Hank Phillippi Ryan said...

Running in..pant pant.... Michael, I LOVE this book! Congratulations...

Ghosts in Dracut? Oh, my gosh. I'd love to see one...xoo

Michael Nethercott said...

Had a grand 'ol time today! Many thanks to Hallie, the women of Jungle Red, and our great commentators.

Mar (aka mar annabelle jacob) said...

I have a resident ghost/spirit that follows me from house to house....I believe it is my grandfather as it appeared not long after he died when I was 11.

Every place I have moved, his presence has been made clear within first week or two of living in place

Hubby doesn't believe, but cannot explain things that happen.

When we moved to current house, we were in our bedroom with our 2 choc labs on our bed, we were unpacking and hear a crash in bedroom across hall - so go and look - dresser drawer had been pulled out and dropped on the floor........D's explanation, dogs must have jarred the dresser. pleasssssse, give me a break, like knocking into a dresser is going to cause a drawer to open and drop to the floor, I think Not, always something very noticeable each time I/We have moved.

I also can hear someone walking the hallway some nights and see a dark shape - Mollyann, one of our choclabs was very intune with Gramps, on occasion Annabelle will perk up when I have heard the pacing or seen the shape

I feel my ghost (gramps) is my protector, letting me know he is watching over me.

Hank Phillippi Ryan said...

I heard from my dead cat. I honestly did. If anyone wants to hear abut it sometime, Happy to tell you.


Micky said...
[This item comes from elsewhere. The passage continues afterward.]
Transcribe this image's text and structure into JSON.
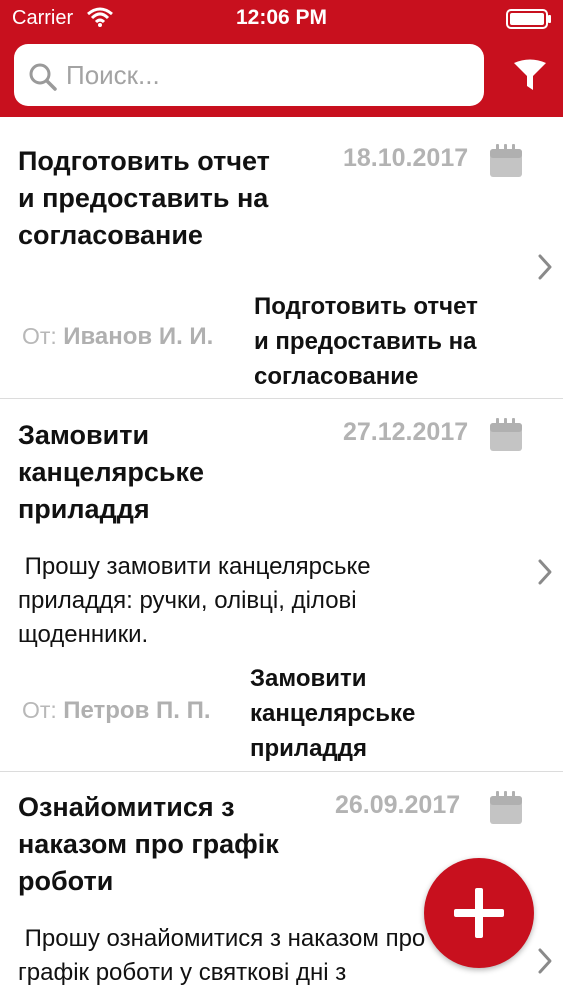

I love to watch ghost shows. Last night I watched Paranormal Witness on the Syfy Channel. I also like A Haunting on Destination America and they have a new ghost series coming up; I think it starts on October 20. There are lots of cozy mysteries with ghosts or paranormal elements. I'm reading Pall in the Family about a town of psychics (like Lily Dale) in Michigan. I collect true ghost story books. I have two by Hans Holzer but haven't read them yet. Some books I picked up when traveling. I got some in Indianapolis (Haunted Indiana, etc.). I remember there's a story about Amelia Earhart working in Indiana at a college and then one about a football player (win one for the Gipper) who got locked out of the dorm and died from pneumonia. I also have some from a publisher called Ghost House Books. They have both Canadian and American ghost stories. Some I bought in Toronto and some locally at Barnes & Noble. I have one book from Ed and Lorraine Warren and another book is Ghosts for Dummies! Brad Steiger writes about ghosts but he also writes other stuff (Cats Impossible). I probably have at least 30 true ghost books. Hank, I'd love to hear about your deceased cat. I've never heard from any of mine.